══ DATA TO USE ══
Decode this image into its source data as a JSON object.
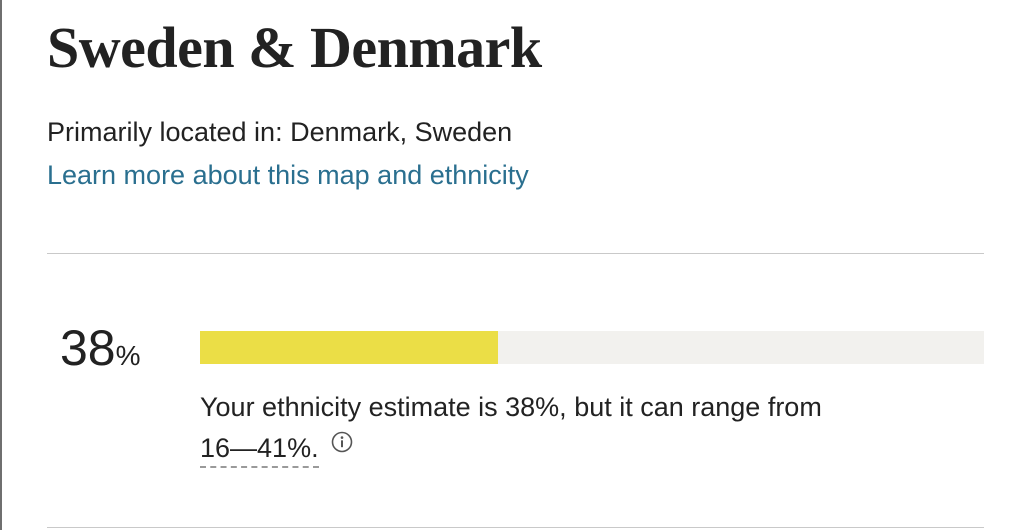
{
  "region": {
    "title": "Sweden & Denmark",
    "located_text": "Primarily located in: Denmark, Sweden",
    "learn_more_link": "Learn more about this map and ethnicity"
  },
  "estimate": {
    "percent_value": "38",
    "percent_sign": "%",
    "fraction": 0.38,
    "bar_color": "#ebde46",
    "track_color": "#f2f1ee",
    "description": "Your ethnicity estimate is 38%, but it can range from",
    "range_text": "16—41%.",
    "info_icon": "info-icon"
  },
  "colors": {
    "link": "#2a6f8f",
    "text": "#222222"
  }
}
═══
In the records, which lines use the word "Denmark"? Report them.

    "title": "Sweden & Denmark",
    "located_text": "Primarily located in: Denmark, Sweden",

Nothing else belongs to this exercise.